The route to the summit of Yellow Butte is an old, easily followed dirt road. Generally two-track, the road sees little use. From the small pullout off of Highway 97, pass through the gate and follow the road for 1.3 miles to the summit. The road passes two saddles where it is possible to climb lower points along the crest of Yellow Butte, as well as to descend down to the Juniper Flats via rough 4x4 roads. The last 0.25 miles to the summit are the steepest section of the route. While it is possible to drive to near the top of Yellow Butte, it is a much more pleasurable proposition to hike to the summit.
Yellow Butte Maps
Yellow Butte Area Map
Yellow Butte Route Map
The closest campground is located at Lake Shastina. To get there from Yellow Butte, head west on Highway 97 for 6.5 miles and turn right on Big Springs Road. After 1.7 miles turn left on Jackson Ranch Road. Drive 1.0 miles and turn right on Dwinell. Follow the road to the campground on the lakeshore.
Dispersed camping is allowed throughout the area surrounding Yellow Butte, particularly to the south of Highway 97.
Getting ThereFrom downtown Weed, drive east on Highway 97 for 11 miles. A small dirt road blocked by a green gate will be on the left. Park next to the gate. 9.5 miles from Weed, Highway 97 crosses over usually dry Whitney Creek. Visible ahead is the Haystack with Yellow Butte beyond. The dirt road is 1.5 miles beyond Whitney Creek. Be sure to close the gate at the beginning and end of the hike to Yellow Butte.
The road accessing Yellow Butte is on Forest Service land but passes through private lands en route to the summit. Though there seems to be unhindered access to the butte, please be sensitive to property rights when passing through private lands.
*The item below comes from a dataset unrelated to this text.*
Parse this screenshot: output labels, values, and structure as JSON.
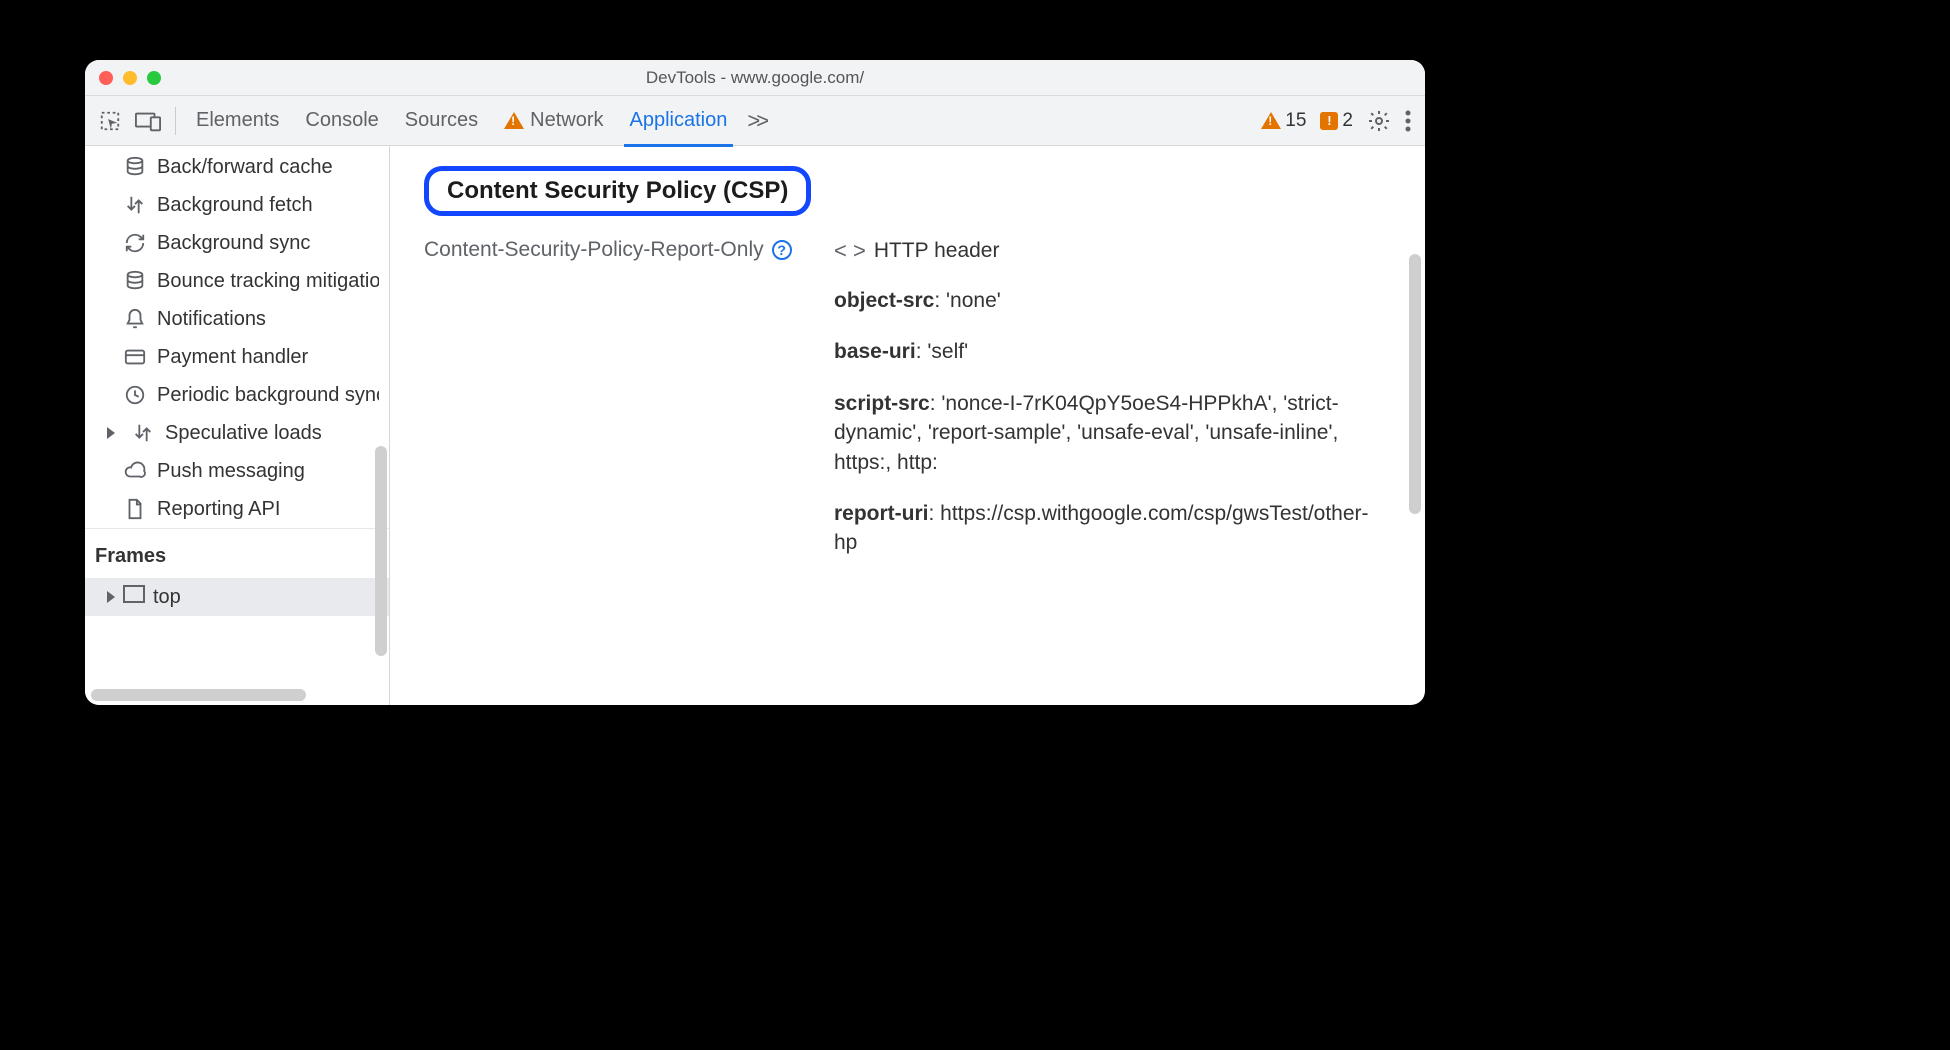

Although Yellow Butte's proximity to Mount Shasta would lead one to assume it is in the Shasta-Trinity National Forest, it is in fact on the Klamath National Forest, which manages the Forest Service lands north of Highway 97.
Klamath National Forest
1312 Fairlane Road
Yreka, CA 96097-9549
Goosenest Ranger District
37805 Highway 97
Macdoel, CA 96058